After the incident with Hirschbeck, Sandy Sr. told Roberto "to play your game." However, Alomar wasn't able to do that until the ninth inning of Game 4. Before then, he had three soft singles in 15 at bats, hadn't been a factor defensively or on the bases, and hadn't played with his usual flair and emotion. In short, he was not playing like the best second baseman the American League has seen in the last 50 years, which is what he is. Twice when he was called out on close plays, he didn't argue with the umpires but sheepishly walked off the field.
Then, in the ninth last Saturday, with two outs, runners on first and second and the Orioles trailing 3-2, he walked to the plate to yet another chorus of boos. The Indians' closer, Jose Mesa, was throwing in the mid-90s. The crowd was going wild. "At that time of day, between 4 and 4:45, you can't even see the ball because of the shadows," said Anderson. "I hit at that time [on Friday], and I popped out against Jack McDowell. It was one of the proudest at bats of my career, because I hit a ball that I couldn't see.

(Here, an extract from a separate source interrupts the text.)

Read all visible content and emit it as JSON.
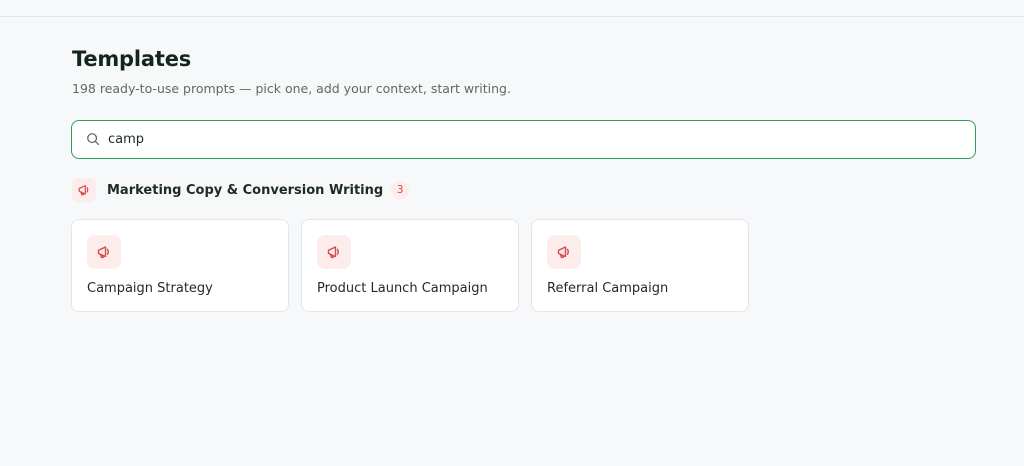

There's zero visibility. They wouldn't let a plane take off from home plate at that hour."
On a 1-and-2 pitch, Alomar flared a single to left centerfield to score pinch runner Manny Alexander with the tying run. "I felt like a dagger went through my heart," Indians shortstop Omar Vizquel said after the game. In Alomar's next at bat, leading off the 12th, he smoked Mesa's 1-and-1 slider into the right-centerfield seats, giving Baltimore a 4-3 lead. Despite striking out a playoff-record 23 times in the game, Baltimore hung on to win and claim the right to meet the New York Yankees in the American League Championship Series. When the Orioles ran out of the dugout after the final out, they went to second base to celebrate around Alomar. Baseball's biggest villain had become a hero again.